The Willow Grove site represents an antebellum plantation
and post-war farm complex that was founded by the prominent Bowie family
near the end of the 18th century. The construction of the main house has
been attributed to Walter Bowie Sr., who inherited the property in 1791.
Walter Bowie Sr. had a large commercial tobacco shipping business in addition
to nearly 1000 acres of land, with its associated structures such as his
dwelling, tenant homes, slave housing, meat houses, outhouses, etc. The
1798 tax assessment lists 56 slaves as being owned by Bowie.

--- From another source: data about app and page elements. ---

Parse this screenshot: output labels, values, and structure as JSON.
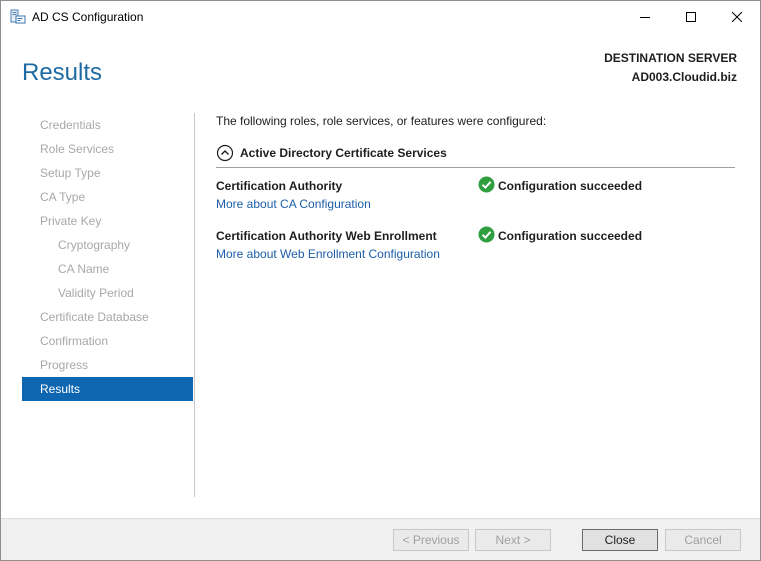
{
  "window": {
    "title": "AD CS Configuration",
    "icons": {
      "app": "certificate-server-icon",
      "minimize": "minimize-icon",
      "maximize": "maximize-icon",
      "close": "close-icon"
    }
  },
  "header": {
    "page_title": "Results",
    "destination_label": "DESTINATION SERVER",
    "destination_server": "AD003.Cloudid.biz"
  },
  "nav": {
    "items": [
      {
        "label": "Credentials",
        "state": "disabled",
        "level": 0
      },
      {
        "label": "Role Services",
        "state": "disabled",
        "level": 0
      },
      {
        "label": "Setup Type",
        "state": "disabled",
        "level": 0
      },
      {
        "label": "CA Type",
        "state": "disabled",
        "level": 0
      },
      {
        "label": "Private Key",
        "state": "disabled",
        "level": 0
      },
      {
        "label": "Cryptography",
        "state": "disabled",
        "level": 1
      },
      {
        "label": "CA Name",
        "state": "disabled",
        "level": 1
      },
      {
        "label": "Validity Period",
        "state": "disabled",
        "level": 1
      },
      {
        "label": "Certificate Database",
        "state": "disabled",
        "level": 0
      },
      {
        "label": "Confirmation",
        "state": "disabled",
        "level": 0
      },
      {
        "label": "Progress",
        "state": "disabled",
        "level": 0
      },
      {
        "label": "Results",
        "state": "active",
        "level": 0
      }
    ]
  },
  "content": {
    "intro": "The following roles, role services, or features were configured:",
    "section": {
      "title": "Active Directory Certificate Services",
      "toggle_icon": "collapse-up-icon",
      "results": [
        {
          "role": "Certification Authority",
          "status": "Configuration succeeded",
          "status_icon": "success-check-icon",
          "link": "More about CA Configuration"
        },
        {
          "role": "Certification Authority Web Enrollment",
          "status": "Configuration succeeded",
          "status_icon": "success-check-icon",
          "link": "More about Web Enrollment Configuration"
        }
      ]
    }
  },
  "footer": {
    "previous": "< Previous",
    "next": "Next >",
    "close": "Close",
    "cancel": "Cancel"
  },
  "colors": {
    "accent": "#0e66b0",
    "title_blue": "#1e6ba4",
    "link": "#1c5ea8",
    "success": "#2e9e3e",
    "disabled_text": "#a8a8a8"
  }
}
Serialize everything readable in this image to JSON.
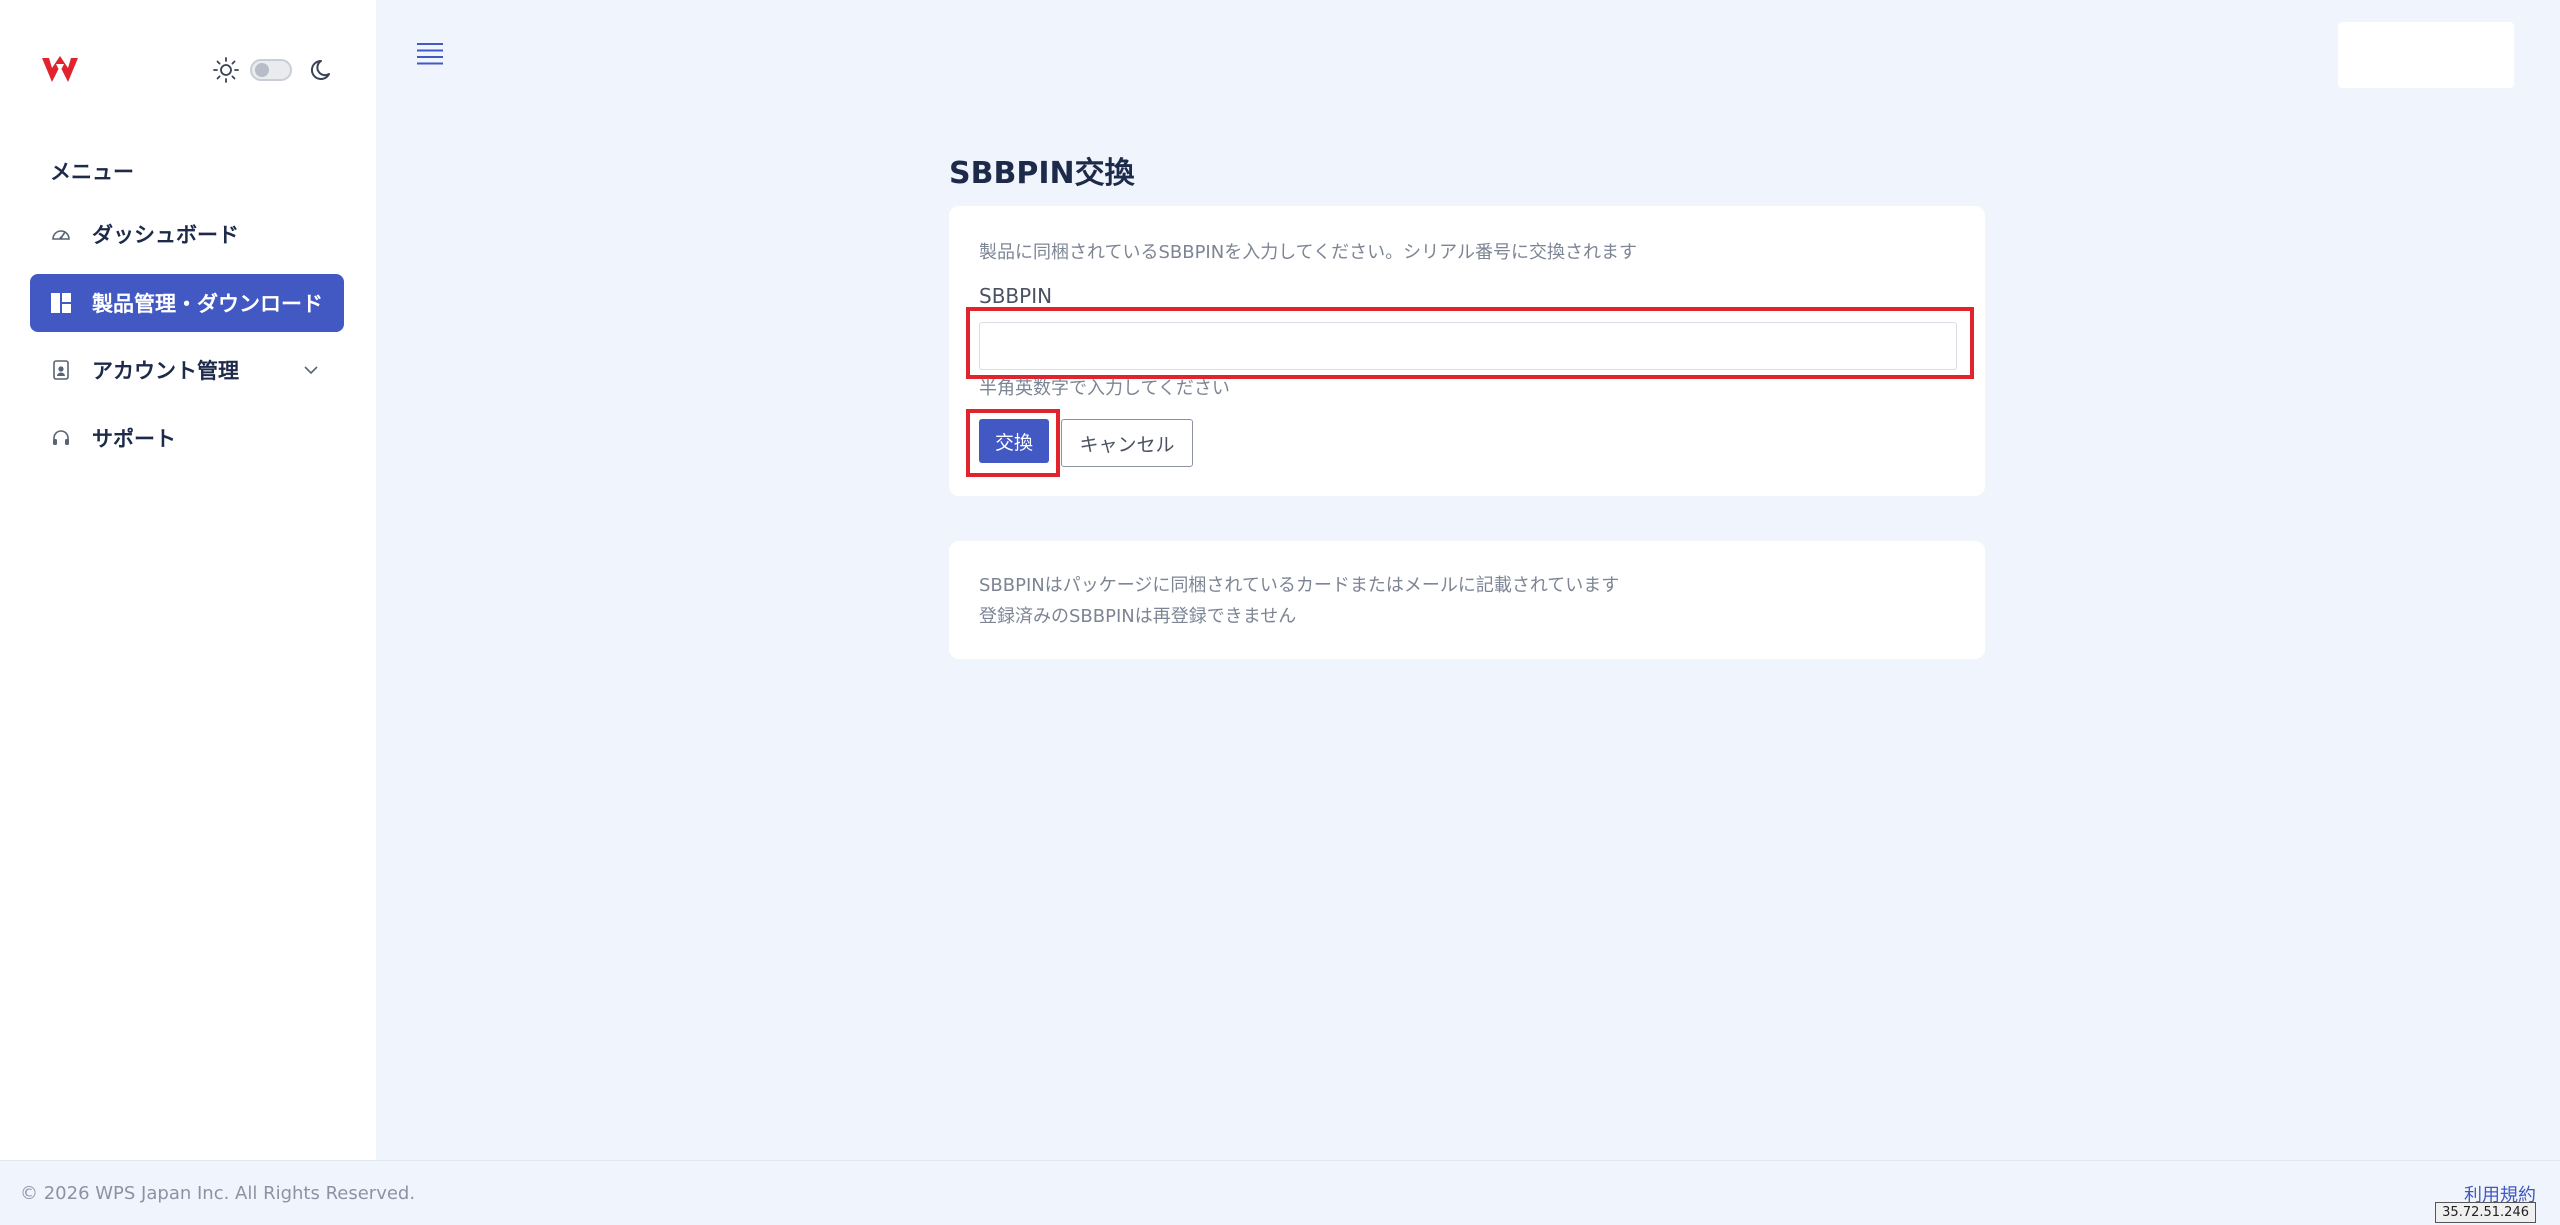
{
  "colors": {
    "accent": "#4258c3",
    "highlight": "#e0232c",
    "background": "#f0f5fd",
    "brand_logo": "#e0232c"
  },
  "sidebar": {
    "logo_icon": "wps-logo-icon",
    "theme_light_icon": "sun-icon",
    "theme_dark_icon": "moon-icon",
    "menu_heading": "メニュー",
    "items": [
      {
        "label": "ダッシュボード",
        "icon": "dashboard-gauge-icon"
      },
      {
        "label": "製品管理・ダウンロード",
        "icon": "grid-layout-icon",
        "active": true
      },
      {
        "label": "アカウント管理",
        "icon": "id-badge-icon",
        "expandable": true
      },
      {
        "label": "サポート",
        "icon": "headset-icon"
      }
    ]
  },
  "header": {
    "menu_icon": "hamburger-icon"
  },
  "main": {
    "title": "SBBPIN交換",
    "form": {
      "description": "製品に同梱されているSBBPINを入力してください。シリアル番号に交換されます",
      "field_label": "SBBPIN",
      "input_value": "",
      "hint": "半角英数字で入力してください",
      "submit_label": "交換",
      "cancel_label": "キャンセル"
    },
    "notes": [
      "SBBPINはパッケージに同梱されているカードまたはメールに記載されています",
      "登録済みのSBBPINは再登録できません"
    ]
  },
  "footer": {
    "copyright": "© 2026 WPS Japan Inc. All Rights Reserved.",
    "terms_label": "利用規約",
    "ip": "35.72.51.246"
  }
}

Bowie’s
son Walter Bowie Jr. built a major addition to the main house in the 1830s
and reoriented the house façade so that it would look impressive
from the entrance to the 1836 reconstructed Holy Trinity Episcopal Church
across the street. The Bowies were parishioners of that church and those
who lived at Willow Grove are buried in its churchyard.
After the Civil War, the Bowie family continued to operate
a farm at the site, though by the end of the 19th century the size of
the property was reduced to about 300 acres. Many of the former slaves
stayed on the farm as tenants, and some of the tenants on the property
are mentioned in the historical documents. For example, the 1900 census
lists the white farm manager Thomas Simpson and his family, three black
farm laborers named Joseph Fletcher, Robert Jackson, and John Hawkins
and their families, and a black railroad worker named Benjamin Johnson,
among others. Other freed slaves from area plantations settled in the
nearby village of Collington.
The main dwelling on the farm was occupied well into
the 20th century, but in a 1968 photo it appears to be abandoned. It stood
until 1974 when it caught fire and was subsequently razed. Tenants also
seem to have stayed on the property into the middle of the 20th century.
A Phase III data recovery was conducted on a 29.3-acre
portion of Willow Grove prior to residential development. The
data recovery focused on four areas that had been identified as
potentially eligible for the National Register of Historic Places
during Phase I and II testing. Locus 1 concentrated on the main
house, its yard, and associated outbuildings such as the kitchen,
ice house, meat house, blacksmith shop, well, tobacco barn, and
frame garage. Locus 2 and Locus 3 both contained possible slave
or overseer quarters turned tenant houses (Structures 2 and 4).
Locus 4 concentrated on a late 19th-early 20th century probable tenant house (Structure 5).
|Gill, Matthew, Tonika Berkley, Nathan Workman, David
Berg, Peter Holmes, and Thomas Barrett
||Phase III Archaeological Data Recovery at
the Willow Grove Site (18PR510) in Prince George’s County, Maryland. Report on file at the Maryland Historical Trust.
The Willow Grove archaeological collection is
owned by the Maryland Historical Trust and curated at the Maryland Archaeological